The group, led by Laurie Fowler of the Odum School of Ecology; Mark Risse of the College of Agricultural and Environmental Sciences; Jon Calabria of the College of Environment and Design; and project coordinator Tyra Byers of the Office of Sustainability, received a one-year, 319 nonpoint source implementation grant from the Environmental Protection Agency for a research and planning project that addresses pollution in three Athens streams: Tanyard Creek, Lily Branch and drainage beginning at the UGA Physical Plant.
To involve the community in the cleanup effort, a public workshop will be held on April 30 from 6-7:30 p.m. in the Odum School of Ecology auditorium. The evening will include short presentations about the watersheds and the watershed planning effort, tables with information and input opportunities.

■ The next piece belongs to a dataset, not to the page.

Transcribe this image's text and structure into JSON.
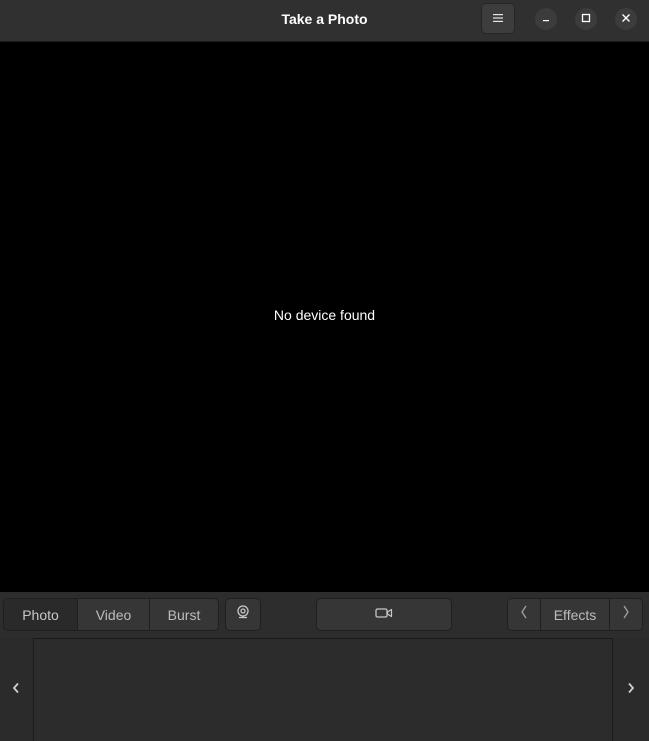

Tanyard Creek and Lily Brank begin in Athens-Clarke County and pass through campus before draining into the North Oconee River, a source of drinking water for Athens residents. Previous research conducted by UGA faculty and students has shown all three streams contain high levels of fecal coliform, with high levels of hydrocarbon pollution found in Lily Branch.

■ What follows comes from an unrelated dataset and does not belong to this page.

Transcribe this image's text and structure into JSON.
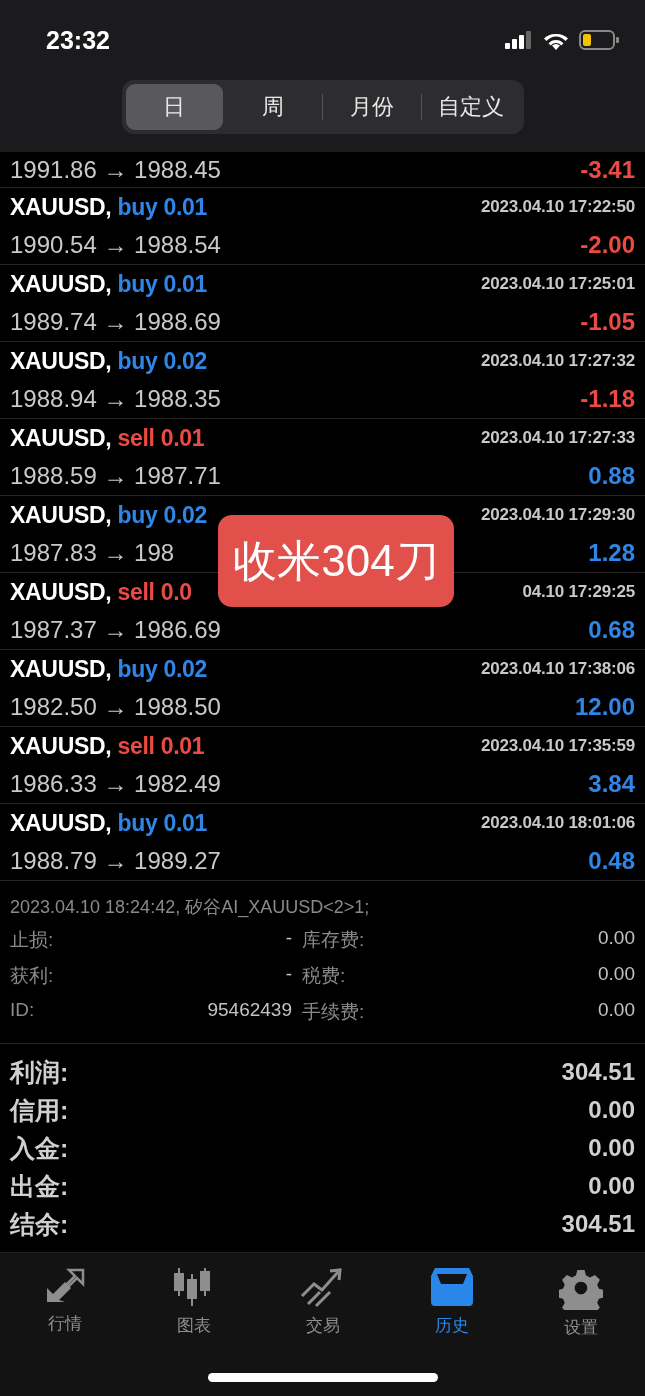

Although some sources of contamination have been identified, the project’s goal is to identify other potential sources and create a plan to address water quality improvements in the streams. “That includes fixing things that are broken, such as sewer pipes, and implementing best management practices to reduce other sources,” Fowler said. “Rain gardens and bioswales can control storm water volume and capture pollutants, for example, and a successful dog waste pick-up program can ensure that pet waste doesn’t end up in our streams.”

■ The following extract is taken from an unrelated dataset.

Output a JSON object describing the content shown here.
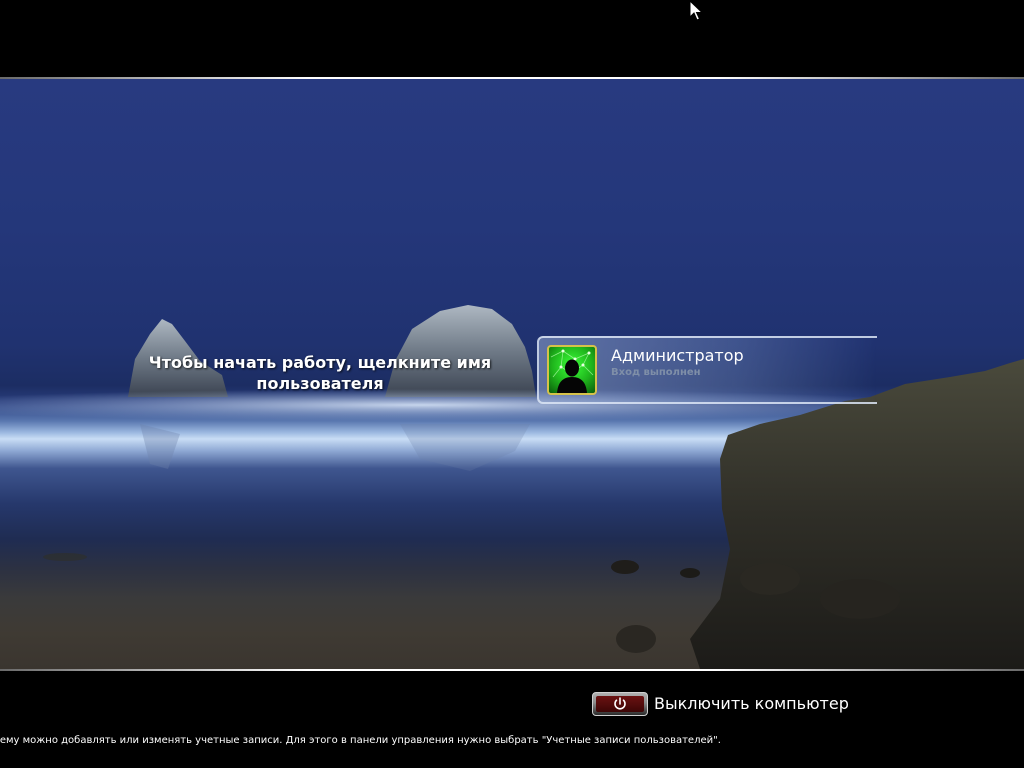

Both the Oconee River and the Tanyard Branch are on the EPA’s 303d list for fecal contamination, Byers said, which means they’re not meeting federal requirements for clean water for their designated uses. Though people who live near UGA receive drinking water upstream of the project area, the polluted streams affect water quality for other communities.
“These streams are a part of our watershed health,” she said. “People take drinking water out of the river downstream from us. People fish, swim and boat in these waters.”
The project team includes faculty and staff members from—at UGA—the Office of Sustainability, Physical Plant Grounds Department, Odum School of Ecology, College of Environment and Design, Warnell School of Forestry and Natural Resources, College of Agricultural and Environmental Sciences and University Architects and—from the community—Friends of Five Points and Emerging Green Professionals.
UGA graduate students completing the university’s environmental practicum will conduct research along with representatives from Athens organizations including the River Basin Center, Athens Clarke County Storm Water, the Upper Oconee Watershed Network and Friends of Five Points.
Blake Conant, who is a second-year master’s student working on a degree in landscape architecture and an intern in the Office of Sustainability, is creating GIS maps of the streams and their sample points. Working on the project has been a perfect way to incorporate what he’s learned in the classroom into real-world situations, Conant said.
“We deal a lot with storm water infrastructure and stream restoration in landscape architecture,” he said. “This project just fit my interests.”
The ultimate goal of the project is to create an ongoing collaboration between UGA and Athens-Clarke County, according to Byers, and to educate the campus and surrounding community on what they can do to prevent future stream contamination. The project will include outreach activities in schools, local businesses and organizations.
“It’s a good town-and-gown community partnership because the watersheds run through both of our backyards, so it’s a perfect way for UGA and the Athens community to work together,” Byers said. “It’s also a great way for students to engage in a project that’s hands-on and will actually impact their quality of life while they’re on campus.”
For more information on the watershed grant or other initiatives of the UGA Office of Sustainability, see http://www.sustainability.uga.edu/.